These shoes are deservedly a design classic (well, among the hill running community at any rate) because of their incredible combination of form and function. They are really one of the most favourite things that I own. They have a glove like fit, a feather-like lightness and are really, really grippy. You can scamper up a hill and zoom down it without worrying about where you are treading, for in the Walshes your feet will stay sticky as an insect whether on grass or mud or rock. They are shoes designed by hill runners for hill runners. The design is basic, unfussy, and entirely functional, and thus has stayed the same for more than thirty years. Many runners sneer at the Walshes ubiquitous blue and yellow, but I find the lo-fi look of the shoe rather pleasing. The pyramid-like studs produce a footprint that is as immediately recognisable as a rabbit’s paw when one is out in the hills, and I like this unobtrusive and temporary way that runners’ feet can add to the language of a landscape. And Walshes are also made in Bolton, not far from where I grew up, so I feel an absurd and meaningless sense of Lancashire pride as I pootle about in them.

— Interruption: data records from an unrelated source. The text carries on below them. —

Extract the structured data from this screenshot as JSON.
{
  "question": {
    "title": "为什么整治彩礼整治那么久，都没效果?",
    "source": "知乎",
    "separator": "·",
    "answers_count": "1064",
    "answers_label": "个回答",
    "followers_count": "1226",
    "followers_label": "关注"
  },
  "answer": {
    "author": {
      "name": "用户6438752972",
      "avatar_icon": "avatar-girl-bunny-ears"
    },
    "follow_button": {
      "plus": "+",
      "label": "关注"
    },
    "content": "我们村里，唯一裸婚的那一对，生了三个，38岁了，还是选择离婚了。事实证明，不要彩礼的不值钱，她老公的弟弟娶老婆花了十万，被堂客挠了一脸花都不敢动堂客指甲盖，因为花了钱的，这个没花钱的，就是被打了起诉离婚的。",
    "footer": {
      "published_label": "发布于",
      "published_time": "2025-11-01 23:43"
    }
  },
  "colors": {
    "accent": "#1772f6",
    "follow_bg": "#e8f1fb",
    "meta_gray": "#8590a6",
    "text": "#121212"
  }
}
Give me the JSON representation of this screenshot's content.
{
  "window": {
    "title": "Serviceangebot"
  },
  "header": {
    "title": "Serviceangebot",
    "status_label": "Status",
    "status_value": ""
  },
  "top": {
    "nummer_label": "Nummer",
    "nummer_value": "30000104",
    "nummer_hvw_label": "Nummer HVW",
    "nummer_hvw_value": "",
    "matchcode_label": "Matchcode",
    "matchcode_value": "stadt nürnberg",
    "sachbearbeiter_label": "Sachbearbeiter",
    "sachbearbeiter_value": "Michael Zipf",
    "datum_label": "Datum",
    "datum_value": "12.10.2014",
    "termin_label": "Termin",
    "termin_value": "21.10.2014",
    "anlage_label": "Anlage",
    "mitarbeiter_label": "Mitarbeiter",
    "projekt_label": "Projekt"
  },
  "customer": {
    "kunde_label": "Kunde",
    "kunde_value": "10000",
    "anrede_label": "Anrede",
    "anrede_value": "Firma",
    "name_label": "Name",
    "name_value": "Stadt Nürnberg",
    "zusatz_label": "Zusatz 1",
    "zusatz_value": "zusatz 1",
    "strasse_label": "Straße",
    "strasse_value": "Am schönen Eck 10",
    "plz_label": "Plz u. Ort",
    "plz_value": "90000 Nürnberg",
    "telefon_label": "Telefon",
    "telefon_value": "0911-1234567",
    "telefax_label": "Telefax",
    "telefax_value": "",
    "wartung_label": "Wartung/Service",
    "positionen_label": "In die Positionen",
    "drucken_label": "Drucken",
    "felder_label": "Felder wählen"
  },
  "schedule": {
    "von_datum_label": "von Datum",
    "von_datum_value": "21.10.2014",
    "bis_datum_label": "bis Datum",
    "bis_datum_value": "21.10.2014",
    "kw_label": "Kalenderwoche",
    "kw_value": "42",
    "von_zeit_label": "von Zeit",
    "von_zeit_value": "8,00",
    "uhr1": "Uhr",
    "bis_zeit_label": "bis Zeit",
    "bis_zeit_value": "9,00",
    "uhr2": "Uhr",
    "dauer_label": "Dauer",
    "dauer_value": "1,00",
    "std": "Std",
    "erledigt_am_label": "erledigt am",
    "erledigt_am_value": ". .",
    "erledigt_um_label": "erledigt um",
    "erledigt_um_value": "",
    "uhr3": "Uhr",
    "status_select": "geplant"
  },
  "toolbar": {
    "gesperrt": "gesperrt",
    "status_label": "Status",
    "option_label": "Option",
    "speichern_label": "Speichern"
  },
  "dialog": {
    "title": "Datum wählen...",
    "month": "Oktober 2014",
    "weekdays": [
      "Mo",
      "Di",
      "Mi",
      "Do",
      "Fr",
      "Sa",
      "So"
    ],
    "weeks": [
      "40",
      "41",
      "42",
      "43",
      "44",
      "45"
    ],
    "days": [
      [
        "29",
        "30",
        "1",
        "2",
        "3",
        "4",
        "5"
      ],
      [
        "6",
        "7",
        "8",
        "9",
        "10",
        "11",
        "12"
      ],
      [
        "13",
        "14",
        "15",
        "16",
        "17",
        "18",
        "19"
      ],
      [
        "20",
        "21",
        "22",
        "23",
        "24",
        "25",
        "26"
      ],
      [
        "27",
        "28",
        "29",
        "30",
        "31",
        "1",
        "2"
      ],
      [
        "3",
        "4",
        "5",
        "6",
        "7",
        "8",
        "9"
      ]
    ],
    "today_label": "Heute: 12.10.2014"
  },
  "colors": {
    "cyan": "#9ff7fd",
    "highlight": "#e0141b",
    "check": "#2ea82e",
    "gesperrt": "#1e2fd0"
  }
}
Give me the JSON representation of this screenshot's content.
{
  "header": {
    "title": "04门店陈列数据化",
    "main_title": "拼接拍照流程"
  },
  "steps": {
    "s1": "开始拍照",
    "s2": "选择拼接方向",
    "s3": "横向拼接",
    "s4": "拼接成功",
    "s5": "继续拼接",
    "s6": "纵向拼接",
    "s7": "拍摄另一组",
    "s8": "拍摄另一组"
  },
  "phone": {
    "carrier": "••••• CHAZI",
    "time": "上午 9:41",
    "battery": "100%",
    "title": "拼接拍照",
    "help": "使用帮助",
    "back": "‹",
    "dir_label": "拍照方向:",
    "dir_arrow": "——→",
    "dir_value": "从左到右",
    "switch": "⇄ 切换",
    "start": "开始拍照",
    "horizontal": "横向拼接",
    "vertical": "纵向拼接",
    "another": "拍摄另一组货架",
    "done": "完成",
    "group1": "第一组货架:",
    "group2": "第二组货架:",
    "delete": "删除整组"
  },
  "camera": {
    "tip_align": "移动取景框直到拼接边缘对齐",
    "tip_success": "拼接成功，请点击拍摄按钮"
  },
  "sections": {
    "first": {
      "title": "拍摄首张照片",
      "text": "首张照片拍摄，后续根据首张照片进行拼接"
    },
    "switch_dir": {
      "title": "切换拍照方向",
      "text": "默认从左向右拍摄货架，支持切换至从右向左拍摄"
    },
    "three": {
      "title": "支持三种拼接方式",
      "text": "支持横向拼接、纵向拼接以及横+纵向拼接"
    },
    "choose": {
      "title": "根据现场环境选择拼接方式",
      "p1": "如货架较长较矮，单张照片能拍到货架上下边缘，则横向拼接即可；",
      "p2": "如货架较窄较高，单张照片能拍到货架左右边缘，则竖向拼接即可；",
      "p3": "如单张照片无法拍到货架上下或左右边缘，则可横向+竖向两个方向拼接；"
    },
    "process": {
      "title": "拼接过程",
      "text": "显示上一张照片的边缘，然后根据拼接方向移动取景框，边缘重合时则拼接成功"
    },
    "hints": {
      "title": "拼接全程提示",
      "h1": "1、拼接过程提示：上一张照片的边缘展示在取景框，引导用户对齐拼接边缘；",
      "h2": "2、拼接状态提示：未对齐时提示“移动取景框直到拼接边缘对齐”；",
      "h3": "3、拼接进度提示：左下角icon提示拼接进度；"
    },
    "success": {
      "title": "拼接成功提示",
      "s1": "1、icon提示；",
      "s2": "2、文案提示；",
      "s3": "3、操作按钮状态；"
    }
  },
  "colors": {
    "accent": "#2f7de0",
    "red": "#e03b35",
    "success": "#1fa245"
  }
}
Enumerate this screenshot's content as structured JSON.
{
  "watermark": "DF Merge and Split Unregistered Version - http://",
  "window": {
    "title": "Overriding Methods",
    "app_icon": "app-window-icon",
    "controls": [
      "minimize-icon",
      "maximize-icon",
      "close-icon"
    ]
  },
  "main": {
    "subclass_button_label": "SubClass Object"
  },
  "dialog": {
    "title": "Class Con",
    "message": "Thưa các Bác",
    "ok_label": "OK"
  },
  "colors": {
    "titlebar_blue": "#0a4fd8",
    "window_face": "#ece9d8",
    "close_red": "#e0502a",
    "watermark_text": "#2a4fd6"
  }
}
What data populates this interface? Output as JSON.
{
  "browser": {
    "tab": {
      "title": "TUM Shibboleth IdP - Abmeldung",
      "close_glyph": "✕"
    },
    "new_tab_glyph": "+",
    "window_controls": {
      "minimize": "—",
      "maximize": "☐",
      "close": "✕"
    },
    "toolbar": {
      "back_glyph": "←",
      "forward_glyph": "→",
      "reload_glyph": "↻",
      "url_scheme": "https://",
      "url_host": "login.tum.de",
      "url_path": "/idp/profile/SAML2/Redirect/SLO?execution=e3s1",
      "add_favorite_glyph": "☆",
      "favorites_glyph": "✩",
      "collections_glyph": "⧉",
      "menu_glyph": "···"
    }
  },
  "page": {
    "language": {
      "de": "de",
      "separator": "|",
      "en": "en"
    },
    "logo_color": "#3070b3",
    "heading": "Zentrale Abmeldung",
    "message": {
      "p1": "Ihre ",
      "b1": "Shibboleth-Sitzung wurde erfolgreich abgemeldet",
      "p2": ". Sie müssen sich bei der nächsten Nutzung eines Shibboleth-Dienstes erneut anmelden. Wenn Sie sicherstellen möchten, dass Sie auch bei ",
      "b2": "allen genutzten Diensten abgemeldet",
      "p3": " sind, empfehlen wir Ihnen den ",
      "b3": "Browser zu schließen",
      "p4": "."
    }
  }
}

They did some pootling today. Here is a view of the hills from my back window after I returned:
Arthur’s Seat is there, just behind the chimney. There were no walkers up on the peak at all. Visibility was nil, and charging off the top into a white-out felt strangely like insanity. But the Walshes did their job skimming over icy stones, through sticky bog and squelchy grass. In them, I hardly notice the grim conditions, for I am nimble as a weasel.
odd socks, who cares?